Then the doors closed and all we could do was wait and hope.
Over the next 11 hours, a team of 30 doctors worked to separate our girls.
The wait was agonising. We sat outside, clutching each other's hand, unable to speak.
Then a nurse told us the neurosurgeon wanted to see us. My heart leapt into my throat.
As we approached him, I clenched Riley's hand tightly.
"How did it go?" I asked. "How are they?"
"The surgery went well," he replied. "But they're very weak."
Abby in particular had lost a lot of blood.
"We've placed them in an induced coma to encourage their bodies to recover," he explained.
We were taken to see them.
Their heads were heavily bandaged, their eyes were shut, and they were attached to machines. But their hearts were beating by themselves.
"They're alive," I cried, falling into Riley's arms.
Later, standing between their two incubators, it suddenly hit me.
Our two girls were now separate and independent of each other.
"It sounds odd," I said, "but they look lonely without each other."
For the last 10 months, I'd got used to managing two babies at once.
I could change Erin's nappy while chatting to Abby.
Now, everything had changed and it would take some getting used to.
But that was a challenge for another day.
My precious girls were still very fragile and both had moments where we thought they wouldn't make it.
But Abby and Erin refused to give up and they became stronger and stronger.
Three weeks after their op, they were woken from their coma.
As their tiny eyelids fluttered open, it felt like time stood still.
They continued to improve, and a week later, I held Erin by herself for the first time. Cuddling her, I burst into tears.
"Look how far we've come," I said.
Because of their complex condition, my girls still needed specialist care and constant monitoring.
But after 485 days in hospital, Abby and Erin finally came home.
Now, they're 18 months old, and I couldn't imagine life without my two mischievous munchkins.

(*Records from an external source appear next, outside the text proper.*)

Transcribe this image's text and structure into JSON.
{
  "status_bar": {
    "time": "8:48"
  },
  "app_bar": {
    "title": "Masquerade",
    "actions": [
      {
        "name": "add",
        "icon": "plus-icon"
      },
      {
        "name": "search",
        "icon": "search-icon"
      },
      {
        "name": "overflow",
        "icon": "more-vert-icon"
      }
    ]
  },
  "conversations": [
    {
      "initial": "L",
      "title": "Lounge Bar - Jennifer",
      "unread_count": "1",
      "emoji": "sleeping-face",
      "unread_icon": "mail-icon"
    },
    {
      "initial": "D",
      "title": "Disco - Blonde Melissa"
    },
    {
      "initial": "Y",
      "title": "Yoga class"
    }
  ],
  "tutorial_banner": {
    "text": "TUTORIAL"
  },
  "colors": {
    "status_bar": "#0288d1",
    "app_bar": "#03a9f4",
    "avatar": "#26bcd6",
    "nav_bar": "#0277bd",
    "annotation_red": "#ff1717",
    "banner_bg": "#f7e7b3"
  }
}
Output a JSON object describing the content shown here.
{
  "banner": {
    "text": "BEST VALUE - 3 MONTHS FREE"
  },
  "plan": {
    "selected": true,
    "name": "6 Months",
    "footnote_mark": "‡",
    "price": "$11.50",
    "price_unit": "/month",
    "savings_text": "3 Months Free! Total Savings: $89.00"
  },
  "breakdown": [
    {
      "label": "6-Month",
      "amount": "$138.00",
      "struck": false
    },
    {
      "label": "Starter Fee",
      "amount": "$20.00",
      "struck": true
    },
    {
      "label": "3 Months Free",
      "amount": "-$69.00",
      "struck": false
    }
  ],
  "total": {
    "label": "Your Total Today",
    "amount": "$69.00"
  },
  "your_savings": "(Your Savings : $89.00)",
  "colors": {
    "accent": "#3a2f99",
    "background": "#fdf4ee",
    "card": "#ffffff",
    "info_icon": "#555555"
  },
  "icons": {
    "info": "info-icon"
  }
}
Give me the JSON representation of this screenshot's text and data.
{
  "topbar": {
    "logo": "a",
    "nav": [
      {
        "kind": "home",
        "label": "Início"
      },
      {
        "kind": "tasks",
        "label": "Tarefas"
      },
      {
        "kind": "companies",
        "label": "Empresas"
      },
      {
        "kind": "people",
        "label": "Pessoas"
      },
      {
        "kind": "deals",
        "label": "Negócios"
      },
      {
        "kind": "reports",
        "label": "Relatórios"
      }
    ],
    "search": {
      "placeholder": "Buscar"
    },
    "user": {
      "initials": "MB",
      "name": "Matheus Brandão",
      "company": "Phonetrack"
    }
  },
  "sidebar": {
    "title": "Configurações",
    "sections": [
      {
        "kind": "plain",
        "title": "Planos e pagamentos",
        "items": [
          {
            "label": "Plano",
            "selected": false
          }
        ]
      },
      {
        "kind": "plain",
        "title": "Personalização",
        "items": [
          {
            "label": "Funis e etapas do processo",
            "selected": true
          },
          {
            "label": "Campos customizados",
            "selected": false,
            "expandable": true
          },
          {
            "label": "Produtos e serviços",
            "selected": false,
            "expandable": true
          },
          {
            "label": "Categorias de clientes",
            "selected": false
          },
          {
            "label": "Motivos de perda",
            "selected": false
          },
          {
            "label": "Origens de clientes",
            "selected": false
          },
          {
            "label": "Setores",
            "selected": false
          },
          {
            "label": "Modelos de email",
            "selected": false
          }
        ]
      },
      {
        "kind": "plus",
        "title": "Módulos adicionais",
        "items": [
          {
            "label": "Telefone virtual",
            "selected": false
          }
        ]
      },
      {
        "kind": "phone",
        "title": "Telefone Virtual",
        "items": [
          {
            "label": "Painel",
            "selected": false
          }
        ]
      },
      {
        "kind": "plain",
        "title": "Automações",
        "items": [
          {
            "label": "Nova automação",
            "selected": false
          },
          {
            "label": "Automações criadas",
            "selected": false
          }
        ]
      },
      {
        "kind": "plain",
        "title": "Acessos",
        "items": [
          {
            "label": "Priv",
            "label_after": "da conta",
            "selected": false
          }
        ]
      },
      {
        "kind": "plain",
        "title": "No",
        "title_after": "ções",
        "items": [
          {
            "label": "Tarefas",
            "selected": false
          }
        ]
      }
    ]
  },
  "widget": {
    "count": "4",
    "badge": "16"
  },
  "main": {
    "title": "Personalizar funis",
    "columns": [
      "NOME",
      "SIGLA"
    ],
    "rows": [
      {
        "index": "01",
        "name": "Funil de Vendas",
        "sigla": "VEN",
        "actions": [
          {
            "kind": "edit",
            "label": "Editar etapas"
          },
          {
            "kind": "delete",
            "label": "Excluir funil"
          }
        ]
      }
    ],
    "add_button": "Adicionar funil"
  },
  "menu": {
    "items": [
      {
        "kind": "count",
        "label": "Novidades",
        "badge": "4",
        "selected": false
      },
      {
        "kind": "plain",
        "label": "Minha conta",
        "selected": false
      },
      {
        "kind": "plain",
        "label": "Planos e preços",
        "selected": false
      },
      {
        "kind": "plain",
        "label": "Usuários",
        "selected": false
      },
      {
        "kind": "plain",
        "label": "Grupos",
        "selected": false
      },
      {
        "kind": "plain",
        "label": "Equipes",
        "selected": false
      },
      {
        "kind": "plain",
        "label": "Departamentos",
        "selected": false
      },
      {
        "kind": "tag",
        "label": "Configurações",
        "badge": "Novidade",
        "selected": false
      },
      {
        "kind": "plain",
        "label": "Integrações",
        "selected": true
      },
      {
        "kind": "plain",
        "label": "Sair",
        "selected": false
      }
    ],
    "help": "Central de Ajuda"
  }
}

They've just started rolling over by themselves and are always babbling to one another.
Sometimes, I even catch them falling asleep holding hands.
Developmentally, they are slightly behind other tots, but doctors aren't too concerned.
Over the next few years, the girls will need further surgery.
We'll never be certain what the future holds.
But as long as they have each other, I know my girls can overcome any obstacle.